Since circulating five thousand copies of their own promotional booklets — largely around southern Ontario — Kaye and his colleagues
have landed contracts with several big companies (the details are still hushhush) and are negotiating with many others. But their success with municipalities so far has been, to put it gently, less than overwhelming.
The most exasperating councils aren't the ones that turn him down, Kaye says, but the ones that just say, "We'll see" — and do nothing. CCC has also run afoul of councilors Kaye calls "the nice old ladies” who resent outsiders, especially ones from To-
ronto, and resist any idea of professional planning, on principle alone.
Kaye believes such reactions could be a tragedy, not just for his company, but for the whole Centennial program. “If it’s left to local volunteer citizens,” he says, “it will never get off the ground. Many people are fond of their community but haven't the time or the know-how to plan a proper project.”
Kaye and his associates claim to have both, and if they can sell that notion to enough councils around Ontario, they may develop subsidiary companies in other provinces, including a French-speaking affiliate in Quebec.
Although their entry into this field scared away one of their few potential rivals at the time, Kaye says he would welcome some competition, for the sake of seeing the Centennial a success. “1 think it would be a good thing if there were twenty other companies like our own,” he says. At the same time, with his file of available talent he claims to have a great advantage in providing the creativity he believes will be in great demand as 1967 approaches.
In his concern over a shortage of manpower — particularly specialized or creative talent, Kaye is not alone. John Fisher, the federal Centennial commissioner, admits he is “frankly worried” about the shortage of skilled personnel he believes will develop when the great mass of Centennial projects gets underway. Fisher plans to assess the problem in January, at a meeting with representatives of the Canadian Conference On The Arts. Richard Toth, a Toronto landscape architect who has a contract for work on Expo 67, predicts an enormous shortage of people versed in landscaping — architects, technicians, draftsmen and skilled gardeners. An Ontario committee of librarians, concerned over a chronic shortage of trainees has estimated that by 1967, the province’s universities alone will have three hundred and fifty more librarians' jobs than exist now. Members of the Canadian Museum Association are already arguing over the best way to overcome what they foresee as a drastic shortage of curators and other museum personnel. At a recent meeting of the association, reports showed a dozen important museum jobs unfilled, and it will take more people to organize and set up the new Centennial museums than it will to operate them once they’re established. At the moment, nobody knows where these extra people will be found or how many other fields will be seriously affected.

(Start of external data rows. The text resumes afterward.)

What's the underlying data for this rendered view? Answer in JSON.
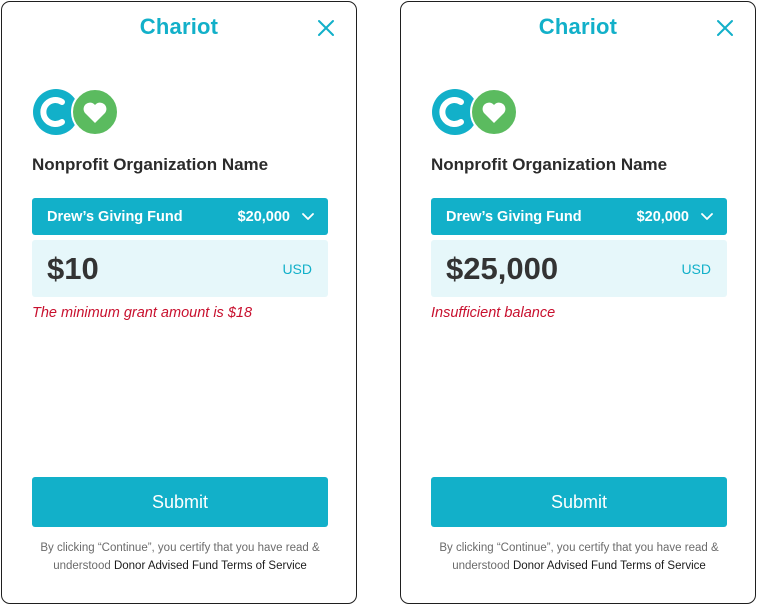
{
  "colors": {
    "brand": "#12b0c9",
    "heart_green": "#5bbb5f",
    "error": "#c8102e",
    "input_bg": "#e6f7fa"
  },
  "panels": [
    {
      "brand": "Chariot",
      "org_name": "Nonprofit Organization Name",
      "fund_name": "Drew’s Giving Fund",
      "fund_balance": "$20,000",
      "amount": "$10",
      "currency": "USD",
      "error": "The minimum grant amount is $18",
      "submit_label": "Submit",
      "legal_text": "By clicking “Continue”, you certify that you have read & understood",
      "legal_link": "Donor Advised Fund Terms of Service"
    },
    {
      "brand": "Chariot",
      "org_name": "Nonprofit Organization Name",
      "fund_name": "Drew’s Giving Fund",
      "fund_balance": "$20,000",
      "amount": "$25,000",
      "currency": "USD",
      "error": "Insufficient balance",
      "submit_label": "Submit",
      "legal_text": "By clicking “Continue”, you certify that you have read & understood",
      "legal_link": "Donor Advised Fund Terms of Service"
    }
  ]
}
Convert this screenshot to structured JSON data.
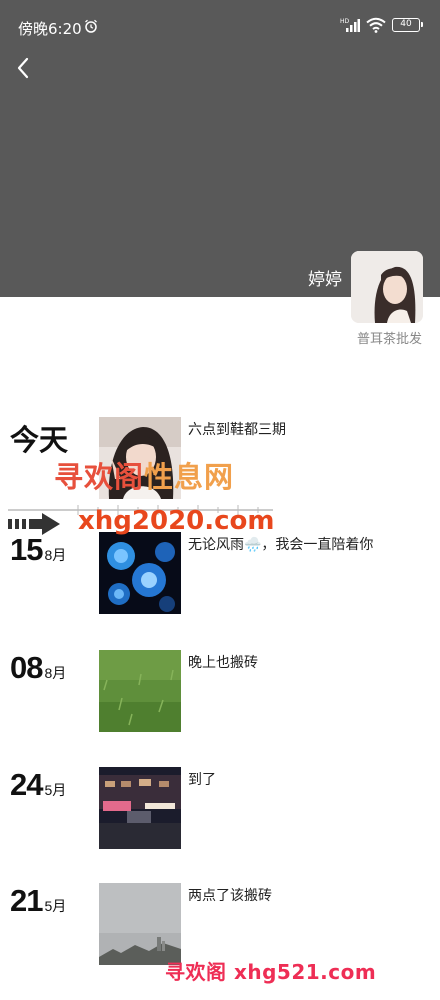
{
  "status_bar": {
    "time": "傍晚6:20",
    "signal_label": "HD",
    "battery": "40"
  },
  "profile": {
    "nickname": "婷婷",
    "signature": "普耳茶批发"
  },
  "icons": {
    "back": "chevron-left-icon",
    "alarm": "alarm-clock-icon",
    "signal": "cellular-signal-icon",
    "wifi": "wifi-icon",
    "battery": "battery-icon"
  },
  "posts": [
    {
      "date_label": "今天",
      "day": "",
      "month": "",
      "text": "六点到鞋都三期",
      "thumb": "selfie-photo"
    },
    {
      "date_label": "",
      "day": "15",
      "month": "8月",
      "text": "无论风雨🌧️，我会一直陪着你",
      "thumb": "blue-roses-photo"
    },
    {
      "date_label": "",
      "day": "08",
      "month": "8月",
      "text": "晚上也搬砖",
      "thumb": "grass-photo"
    },
    {
      "date_label": "",
      "day": "24",
      "month": "5月",
      "text": "到了",
      "thumb": "night-street-photo"
    },
    {
      "date_label": "",
      "day": "21",
      "month": "5月",
      "text": "两点了该搬砖",
      "thumb": "cloudy-sky-photo"
    }
  ],
  "watermarks": {
    "top_title_a": "寻欢阁",
    "top_title_b": "性息网",
    "top_url": "xhg2020.com",
    "bottom": "寻欢阁 xhg521.com"
  },
  "colors": {
    "cover": "#595959",
    "watermark_red": "#e7503c",
    "watermark_orange": "#f1a04c",
    "watermark_pink": "#ee2e55"
  }
}
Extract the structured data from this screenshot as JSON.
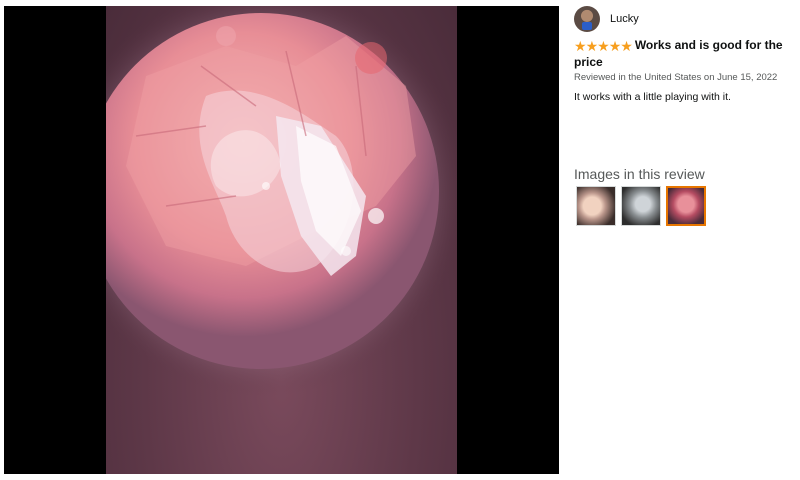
{
  "viewer": {
    "image_icon": "ear-canal-photo"
  },
  "review": {
    "reviewer_name": "Lucky",
    "rating": 5,
    "rating_max": 5,
    "star_glyph": "★",
    "star_color": "#f79f1f",
    "title": "Works and is good for the price",
    "meta": "Reviewed in the United States on June 15, 2022",
    "body": "It works with a little playing with it."
  },
  "images_section": {
    "heading": "Images in this review",
    "thumbnails": [
      {
        "icon": "ear-photo-thumbnail",
        "selected": false
      },
      {
        "icon": "ear-photo-thumbnail",
        "selected": false
      },
      {
        "icon": "ear-photo-thumbnail",
        "selected": true
      }
    ],
    "selected_border_color": "#e77600"
  }
}
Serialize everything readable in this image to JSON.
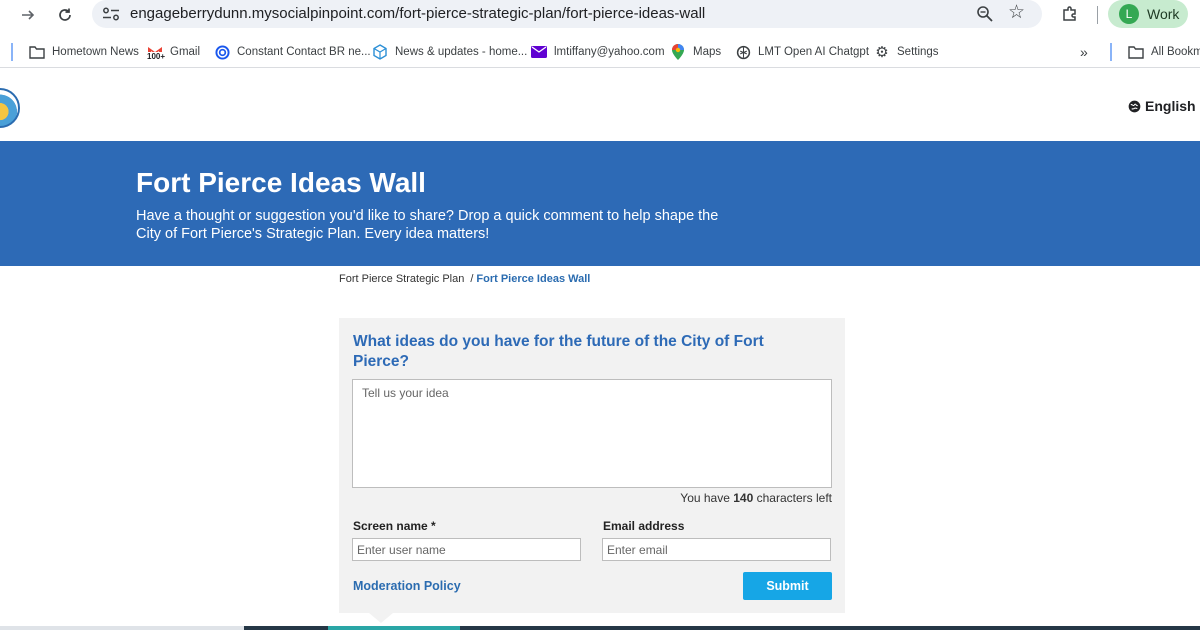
{
  "browser": {
    "url": "engageberrydunn.mysocialpinpoint.com/fort-pierce-strategic-plan/fort-pierce-ideas-wall",
    "profile_initial": "L",
    "profile_label": "Work",
    "icons": [
      "forward-arrow-icon",
      "reload-icon",
      "site-settings-icon",
      "zoom-icon",
      "star-icon",
      "extensions-icon"
    ]
  },
  "bookmarks": {
    "items": [
      {
        "label": "Hometown News",
        "icon": "folder-icon"
      },
      {
        "label": "Gmail",
        "icon": "gmail-icon",
        "badge": "100+"
      },
      {
        "label": "Constant Contact BR ne...",
        "icon": "constant-contact-icon"
      },
      {
        "label": "News & updates - home...",
        "icon": "news-icon"
      },
      {
        "label": "lmtiffany@yahoo.com",
        "icon": "mail-icon"
      },
      {
        "label": "Maps",
        "icon": "maps-pin-icon"
      },
      {
        "label": "LMT Open AI Chatgpt",
        "icon": "openai-icon"
      },
      {
        "label": "Settings",
        "icon": "gear-icon"
      }
    ],
    "more": "»",
    "all_bookmarks": "All Bookm"
  },
  "header": {
    "language": "English"
  },
  "banner": {
    "title": "Fort Pierce Ideas Wall",
    "description": "Have a thought or suggestion you'd like to share? Drop a quick comment to help shape the City of Fort Pierce's Strategic Plan. Every idea matters!"
  },
  "breadcrumb": {
    "parent": "Fort Pierce Strategic Plan",
    "separator": "/",
    "current": "Fort Pierce Ideas Wall"
  },
  "form": {
    "question": "What ideas do you have for the future of the City of Fort Pierce?",
    "idea_placeholder": "Tell us your idea",
    "chars_prefix": "You have",
    "chars_count": "140",
    "chars_suffix": "characters left",
    "screen_name_label": "Screen name *",
    "screen_name_placeholder": "Enter user name",
    "email_label": "Email address",
    "email_placeholder": "Enter email",
    "moderation_link": "Moderation Policy",
    "submit_label": "Submit"
  },
  "colors": {
    "banner": "#2d6ab6",
    "accent_link": "#2b6cb0",
    "submit": "#16a6e6",
    "card_bg": "#f2f2f2"
  }
}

Tom Joy is one of the few people I talked to who is willing at this stage to estimate any aspect of the manpower question in hard round numbers. He has figured out that the work he helps generate in the flagand-bunting branch of the Centennial industry will call for an extra three thousand to five thousand workers in the companies that make or sell the goods he’ll be dealing in.
“We're getting geared for a lastminute scramble,” he says.
That “last minute” is nearer than a lot of people realize. But at the moment, nobody is getting killed in the rush. ★